What sets Christ’s account of the end times apart from the routine effect of the curse under which the world labors, dating back to Adam and Eve, is the end result. After Christ describes the signs in the heavens, and the powers of heaven being shaken, he caps it with the announcement (Luke 21:27-28) ” And then shall they see the Son of man coming in a cloud with power and great glory. 28 And when these things begin to come to pass, then look up, and lift up your heads; for your redemption draweth nigh.”
This is where this passage begins to make a great deal of sense for our Advent journey.

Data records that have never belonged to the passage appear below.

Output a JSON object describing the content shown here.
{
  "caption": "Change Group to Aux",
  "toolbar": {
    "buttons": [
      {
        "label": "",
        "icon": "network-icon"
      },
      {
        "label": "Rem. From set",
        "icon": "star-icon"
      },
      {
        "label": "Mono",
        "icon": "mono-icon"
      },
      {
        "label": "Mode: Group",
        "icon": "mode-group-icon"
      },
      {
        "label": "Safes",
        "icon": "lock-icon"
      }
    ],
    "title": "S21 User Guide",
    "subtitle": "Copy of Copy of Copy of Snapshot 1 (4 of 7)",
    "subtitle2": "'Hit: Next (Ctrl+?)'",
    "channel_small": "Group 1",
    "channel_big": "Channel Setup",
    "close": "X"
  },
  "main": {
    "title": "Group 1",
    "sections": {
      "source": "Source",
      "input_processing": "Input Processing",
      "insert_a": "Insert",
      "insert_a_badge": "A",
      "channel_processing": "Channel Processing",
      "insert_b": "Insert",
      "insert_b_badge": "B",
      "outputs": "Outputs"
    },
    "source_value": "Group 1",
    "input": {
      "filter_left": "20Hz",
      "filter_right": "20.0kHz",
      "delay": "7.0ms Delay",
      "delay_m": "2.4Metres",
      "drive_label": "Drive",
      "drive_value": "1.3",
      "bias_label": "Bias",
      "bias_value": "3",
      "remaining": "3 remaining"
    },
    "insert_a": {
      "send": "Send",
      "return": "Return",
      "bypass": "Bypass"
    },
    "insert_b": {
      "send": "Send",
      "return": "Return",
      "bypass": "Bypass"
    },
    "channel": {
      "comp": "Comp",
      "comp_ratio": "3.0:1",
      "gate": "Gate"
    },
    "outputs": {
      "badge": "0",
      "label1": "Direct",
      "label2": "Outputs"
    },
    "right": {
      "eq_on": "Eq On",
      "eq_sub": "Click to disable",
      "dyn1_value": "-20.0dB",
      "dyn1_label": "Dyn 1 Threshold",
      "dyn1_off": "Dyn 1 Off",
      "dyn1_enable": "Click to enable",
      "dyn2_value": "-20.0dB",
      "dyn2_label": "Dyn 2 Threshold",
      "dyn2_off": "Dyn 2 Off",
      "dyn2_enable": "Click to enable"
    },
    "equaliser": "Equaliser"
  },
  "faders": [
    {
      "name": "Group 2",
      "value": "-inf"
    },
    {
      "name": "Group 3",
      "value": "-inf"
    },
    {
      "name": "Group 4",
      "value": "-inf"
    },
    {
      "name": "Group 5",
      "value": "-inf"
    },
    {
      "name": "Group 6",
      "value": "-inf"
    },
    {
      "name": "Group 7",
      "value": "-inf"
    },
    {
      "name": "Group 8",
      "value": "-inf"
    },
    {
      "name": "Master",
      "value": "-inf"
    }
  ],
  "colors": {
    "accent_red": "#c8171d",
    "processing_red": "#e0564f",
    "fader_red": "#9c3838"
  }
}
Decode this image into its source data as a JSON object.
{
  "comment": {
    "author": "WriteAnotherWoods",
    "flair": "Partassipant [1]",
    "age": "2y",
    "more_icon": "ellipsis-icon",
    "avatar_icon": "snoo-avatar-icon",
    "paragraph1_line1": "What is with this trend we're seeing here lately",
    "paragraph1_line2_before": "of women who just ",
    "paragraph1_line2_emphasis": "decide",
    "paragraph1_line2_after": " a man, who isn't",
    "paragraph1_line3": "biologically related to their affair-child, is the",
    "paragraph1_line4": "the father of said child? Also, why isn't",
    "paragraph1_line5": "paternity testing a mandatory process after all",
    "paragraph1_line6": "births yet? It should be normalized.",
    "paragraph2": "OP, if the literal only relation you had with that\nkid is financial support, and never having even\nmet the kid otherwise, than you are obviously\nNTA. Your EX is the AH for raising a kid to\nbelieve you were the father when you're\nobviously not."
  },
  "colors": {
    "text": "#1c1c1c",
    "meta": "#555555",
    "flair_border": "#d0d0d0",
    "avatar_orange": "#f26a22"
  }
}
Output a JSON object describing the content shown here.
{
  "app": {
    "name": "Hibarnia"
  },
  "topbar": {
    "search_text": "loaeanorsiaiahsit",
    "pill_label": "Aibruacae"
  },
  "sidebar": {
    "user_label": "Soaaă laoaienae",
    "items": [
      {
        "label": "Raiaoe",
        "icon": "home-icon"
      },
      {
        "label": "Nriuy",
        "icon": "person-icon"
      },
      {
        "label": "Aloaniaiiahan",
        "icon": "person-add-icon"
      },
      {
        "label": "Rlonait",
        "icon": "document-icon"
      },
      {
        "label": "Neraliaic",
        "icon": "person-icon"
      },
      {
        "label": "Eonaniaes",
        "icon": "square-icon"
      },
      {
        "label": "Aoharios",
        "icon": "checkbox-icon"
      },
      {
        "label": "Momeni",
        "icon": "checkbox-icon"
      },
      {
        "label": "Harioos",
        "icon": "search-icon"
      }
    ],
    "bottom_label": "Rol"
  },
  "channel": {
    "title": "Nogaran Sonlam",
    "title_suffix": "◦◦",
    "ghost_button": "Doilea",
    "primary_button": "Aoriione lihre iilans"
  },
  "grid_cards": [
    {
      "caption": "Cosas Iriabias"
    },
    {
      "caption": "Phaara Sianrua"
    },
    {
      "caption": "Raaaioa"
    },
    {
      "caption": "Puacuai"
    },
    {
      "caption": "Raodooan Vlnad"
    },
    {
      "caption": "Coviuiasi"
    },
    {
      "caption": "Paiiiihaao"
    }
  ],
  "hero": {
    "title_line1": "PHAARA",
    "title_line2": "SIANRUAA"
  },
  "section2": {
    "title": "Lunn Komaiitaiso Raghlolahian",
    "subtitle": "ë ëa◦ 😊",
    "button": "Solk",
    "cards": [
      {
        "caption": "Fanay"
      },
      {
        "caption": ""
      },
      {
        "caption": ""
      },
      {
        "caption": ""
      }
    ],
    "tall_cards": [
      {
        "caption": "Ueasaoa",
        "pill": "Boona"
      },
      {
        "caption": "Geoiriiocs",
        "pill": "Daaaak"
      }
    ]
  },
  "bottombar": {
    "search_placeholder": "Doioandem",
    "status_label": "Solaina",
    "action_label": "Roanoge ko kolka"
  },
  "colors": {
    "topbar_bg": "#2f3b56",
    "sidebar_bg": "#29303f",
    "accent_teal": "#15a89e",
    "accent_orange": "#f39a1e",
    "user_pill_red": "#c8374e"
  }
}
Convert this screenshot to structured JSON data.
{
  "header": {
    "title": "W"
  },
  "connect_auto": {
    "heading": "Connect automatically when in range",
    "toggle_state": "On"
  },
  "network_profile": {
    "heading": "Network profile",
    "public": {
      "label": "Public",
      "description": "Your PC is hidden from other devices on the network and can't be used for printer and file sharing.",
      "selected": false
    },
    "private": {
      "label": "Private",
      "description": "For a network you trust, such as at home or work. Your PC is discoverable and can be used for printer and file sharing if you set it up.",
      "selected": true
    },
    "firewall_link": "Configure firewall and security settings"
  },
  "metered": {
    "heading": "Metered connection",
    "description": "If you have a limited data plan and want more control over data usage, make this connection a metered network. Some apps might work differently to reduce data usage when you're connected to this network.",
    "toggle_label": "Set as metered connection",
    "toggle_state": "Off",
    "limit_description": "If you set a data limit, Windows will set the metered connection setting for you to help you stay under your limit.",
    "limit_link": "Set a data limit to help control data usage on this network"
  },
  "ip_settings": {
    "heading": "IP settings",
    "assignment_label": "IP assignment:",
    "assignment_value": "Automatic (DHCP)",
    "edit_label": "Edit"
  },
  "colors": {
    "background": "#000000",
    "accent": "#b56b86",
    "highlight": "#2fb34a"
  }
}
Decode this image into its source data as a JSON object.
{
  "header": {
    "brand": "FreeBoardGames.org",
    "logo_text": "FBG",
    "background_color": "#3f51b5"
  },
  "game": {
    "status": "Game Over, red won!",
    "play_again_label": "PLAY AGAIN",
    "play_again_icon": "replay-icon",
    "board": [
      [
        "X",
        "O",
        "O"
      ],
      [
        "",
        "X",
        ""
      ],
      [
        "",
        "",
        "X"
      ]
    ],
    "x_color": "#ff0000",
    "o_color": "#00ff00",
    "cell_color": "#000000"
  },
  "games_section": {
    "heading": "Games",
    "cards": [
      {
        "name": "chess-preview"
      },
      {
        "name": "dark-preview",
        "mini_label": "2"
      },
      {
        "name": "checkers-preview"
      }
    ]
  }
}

The message for Christians is very plain: persevere to the end with faith, and your salvation will be secured. In short, “look up, and lift up your heads, for your redemption draweth nigh.”
This is the point: one cannot celebrate the first coming of Christ without recognizing the reality of the Second Coming as well. That is, if one is blessed with faith, one knows that beginning at Nazareth ends with the cataclysmic ending at the end of time, when Jesus Christ finally reclaims what is rightfully His. He came the first time in great humility, and this is the Jesus, the world, especially the secular world, loves to admire. Virtually everyone has a soft spot for the Christ child, somewhere in their being.
Yet, it is the Second Christ that the secularists and non-believers reject. They can handle, maybe, the baby Jesus. However, they cannot abide, they cannot stomach, the true King of Kings and Lord of Lords as He is portrayed in His glorious and divine Self. As Matthew 24:30 tells us “And then shall appear the sign of the Son of man in heaven: and then shall all the tribes of the earth mourn, and they shall see the Son of man coming in the clouds of heaven with power and great glory.” Imagine the scene, with the skies literally splitting apart and Our Lord and Savior Christ coming to earth on a cloud with great glory. It will be terrifying enough for us Christians; imagine what those without any faith will feel….
As a theological aside, the cloud on which Christ will arrive will not be just any ordinary cloud. Most theologians believe that this is the Shikinah Cloud, the cloud that led Israel through Sinai, the cloud of glory that enveloped the temple in the Book of Ezekiel, and possibly the “Cloud of Winesses” that the writer of the Book of Hebrews spoke of. It was also the same cloud that overshadowed Christ and his three chosen disciples on the Mount of Transfiguration. In short, it will not be ordinary.
One might be tempted, to say “So what?” Who cares what cloud Christ accompanies Christ? What is the big deal?
Beloved in the Lord, nothing that the Lord does is without significance. The point is, that when our Lord returns in power and great glory, He will not be alone. He will be accompanied with the host of heaven, and he will come in unspeakable power and great glory.
This is truly what we are celebrating today. We are not just celebrating the coming of our Lord and Savior, although that is incredibly and eternally significant. We are also celebrating the prediction of the completion of God’s Plan for His world. As we said, one simply cannot celebrate the First Advent of Christ without recognizing the reality and inevitability of the Second. What God the Father began through Christ, he will complete through Christ. Someday, the Great Cycle of Creation, Sacrifice, Resurrection and ultimate Redemption will be accomplished.
For this, we must offer to the Father, Son, and Holy Ghost eternal praise, honor, and glory, forever and ever.
The time is now. May we make the most of this Advent Season, as Our Lord and Savior draweth nigh. AMEN
Luke 21:27-28 “And then shall they see the Son of man coming in a cloud with power and great glory. 28 And when these things begin to come to pass, then look up, and lift up your heads; for your redemption draweth nigh.”